Trees are great in many Australian gardens, but you may find that one or more needs to be removed in certain circumstances. Perhaps you have low hanging branches which might blow down in high winds and potentially scrape your car or home. Some trees simply cast too much shadow and shade a garden or deprive your home of sunlight. Some trees are removed because they overhang the street and might hurt someone if a branch were to come loose. In many cases, a tree surgeon can keep a tree alive while making it safer and more pleasant to be around. In others, however, a full removal is required. Remember that certain restrictions apply when chopping down trees, especially depending on where you live, so you should always make sure that taking one out is legal and that you have the necessary permit to proceed.

Take the Weight Off

When removing a tree, it can be tempting to simply cut through the trunk low to the ground with a chainsaw. This can be a mistake, however, because a falling tree can cause a lot of damage to your garden and property. Instead, remove as many boughs as you can before tackling the trunk. This way when the tree comes down you won't be felling such a large structure. It will mark the ground less brutally and be easier to direct so that damage is minimised.

When chopping out a deciduous tree, it is advisable to do the job in late autumn or winter so that the weight of new growth and leaves is kept to a minimum. Use a wood chipper to get rid of the excess branches and opt for a bin hire service so that all of the wood is easy to remove from your property.

Chopping a Tree Trunk

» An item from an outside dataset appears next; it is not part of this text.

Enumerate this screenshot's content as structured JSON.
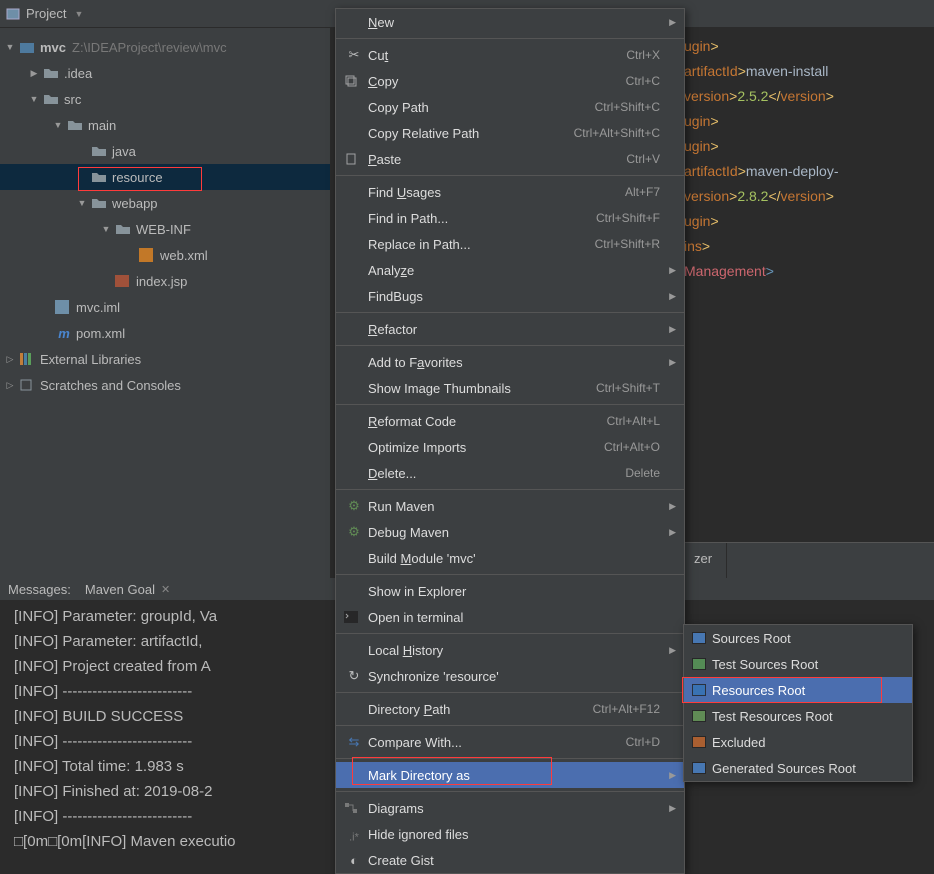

When the tree is as bare as you can make it without endangering yourself, it is time to cut it at its trunk. In order to make the tree fall the right way, saw or use a felling axe on one side of the trunk only. This should be the side that you want the tree to fall. As the incision you make gets bigger, it is possible that the trunk could twist and the tree to come down in an unexpected way. Therefore, always be prepared to get out of the way rapidly, if needed. If you throw a line high up into the tree over a branch then you can tie this off to a peg in the ground which will help to direct its fall in the way you want. When cutting into a trunk, create a horizontal V-pattern rather than trying to cut all the way through in one go. As the trunk loses its strength, it becomes more likely it will cave in under its own weight over the V and fall in the most advantageous manner.